WORK REQUIRED – Only lines with the string "meta" should be returned from the data below.

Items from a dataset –
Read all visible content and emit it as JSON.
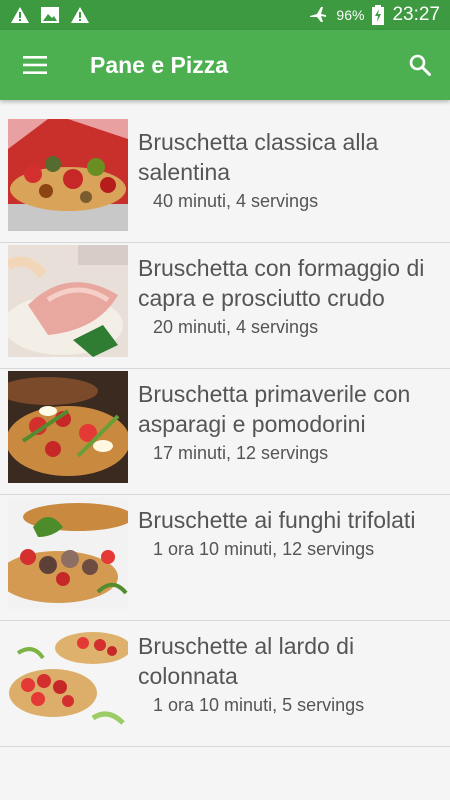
{
  "status": {
    "battery": "96%",
    "time": "23:27"
  },
  "app": {
    "title": "Pane e Pizza"
  },
  "recipes": [
    {
      "title": "Bruschetta classica alla salentina",
      "meta": "40 minuti, 4 servings"
    },
    {
      "title": "Bruschetta con formaggio di capra e prosciutto crudo",
      "meta": "20 minuti, 4 servings"
    },
    {
      "title": "Bruschetta primaverile con asparagi e pomodorini",
      "meta": "17 minuti, 12 servings"
    },
    {
      "title": "Bruschette ai funghi trifolati",
      "meta": "1 ora 10 minuti, 12 servings"
    },
    {
      "title": "Bruschette al lardo di colonnata",
      "meta": "1 ora 10 minuti, 5 servings"
    }
  ],
  "colors": {
    "statusbar": "#3d9a41",
    "appbar": "#4caf50"
  }
}
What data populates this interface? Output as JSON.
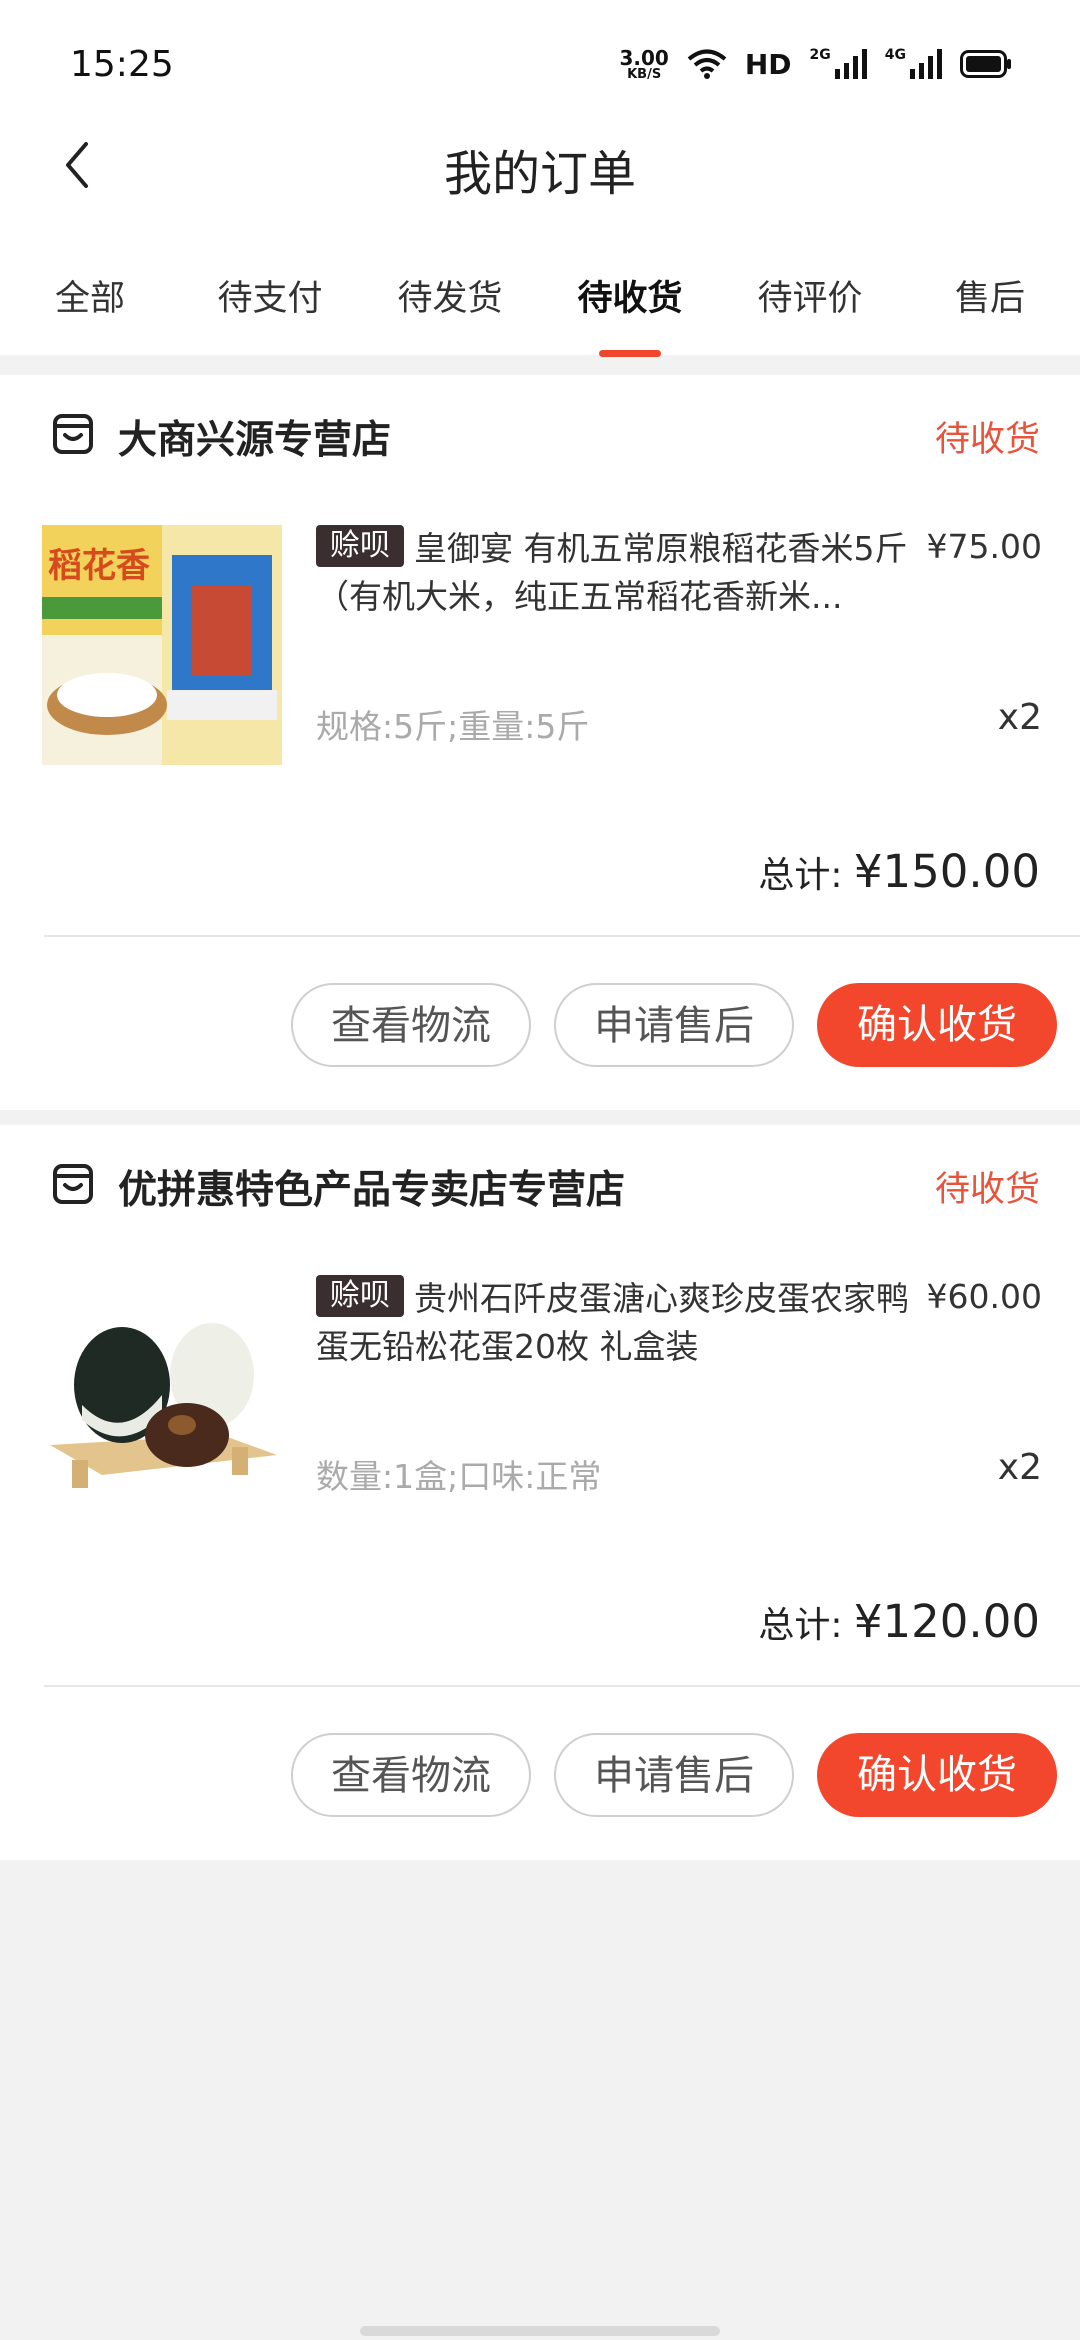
{
  "status_bar": {
    "time": "15:25",
    "net_speed": "3.00",
    "net_speed_unit": "KB/S",
    "hd_label": "HD",
    "net1": "2G",
    "net2": "4G"
  },
  "header": {
    "title": "我的订单"
  },
  "tabs": [
    {
      "label": "全部"
    },
    {
      "label": "待支付"
    },
    {
      "label": "待发货"
    },
    {
      "label": "待收货",
      "active": true
    },
    {
      "label": "待评价"
    },
    {
      "label": "售后"
    }
  ],
  "orders": [
    {
      "store": "大商兴源专营店",
      "status": "待收货",
      "badge": "赊呗",
      "title": "皇御宴 有机五常原粮稻花香米5斤（有机大米，纯正五常稻花香新米...",
      "price": "¥75.00",
      "spec": "规格:5斤;重量:5斤",
      "qty": "x2",
      "total_label": "总计:",
      "total": "¥150.00",
      "image_text": "稻花香",
      "buttons": {
        "logistics": "查看物流",
        "after_sale": "申请售后",
        "confirm": "确认收货"
      }
    },
    {
      "store": "优拼惠特色产品专卖店专营店",
      "status": "待收货",
      "badge": "赊呗",
      "title": "贵州石阡皮蛋溏心爽珍皮蛋农家鸭蛋无铅松花蛋20枚 礼盒装",
      "price": "¥60.00",
      "spec": "数量:1盒;口味:正常",
      "qty": "x2",
      "total_label": "总计:",
      "total": "¥120.00",
      "buttons": {
        "logistics": "查看物流",
        "after_sale": "申请售后",
        "confirm": "确认收货"
      }
    }
  ],
  "colors": {
    "accent": "#f2472d",
    "status_text": "#e8533c",
    "badge_bg": "#3a2e2e",
    "page_bg": "#f2f2f2"
  },
  "icons": {
    "back": "chevron-left-icon",
    "store": "store-icon",
    "wifi": "wifi-icon",
    "signal": "signal-icon",
    "battery": "battery-icon"
  }
}
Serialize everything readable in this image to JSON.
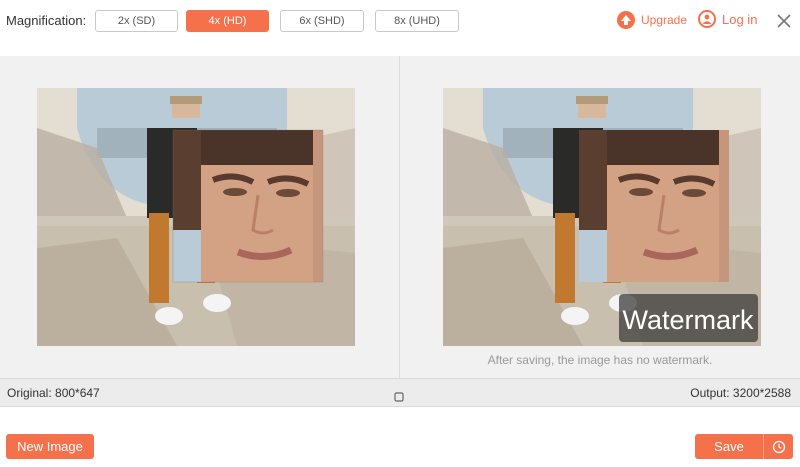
{
  "topbar": {
    "magnification_label": "Magnification:",
    "options": [
      {
        "label": "2x (SD)"
      },
      {
        "label": "4x (HD)"
      },
      {
        "label": "6x (SHD)"
      },
      {
        "label": "8x (UHD)"
      }
    ],
    "selected": "4x (HD)",
    "upgrade_label": "Upgrade",
    "login_label": "Log in"
  },
  "preview": {
    "watermark_text": "Watermark",
    "watermark_note": "After saving, the image has no watermark."
  },
  "info": {
    "original": "Original: 800*647",
    "output": "Output: 3200*2588"
  },
  "actions": {
    "new_image": "New Image",
    "save": "Save"
  },
  "colors": {
    "accent": "#f5714c",
    "panel_bg": "#f1f1f1"
  },
  "icons": [
    "upgrade-arrow-icon",
    "user-icon",
    "close-icon",
    "compare-icon",
    "history-clock-icon"
  ]
}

OUTPUT BELOW –
      "meta": "40 minuti, 4 servings"
      "meta": "20 minuti, 4 servings"
      "meta": "17 minuti, 12 servings"
      "meta": "1 ora 10 minuti, 12 servings"
      "meta": "1 ora 10 minuti, 5 servings"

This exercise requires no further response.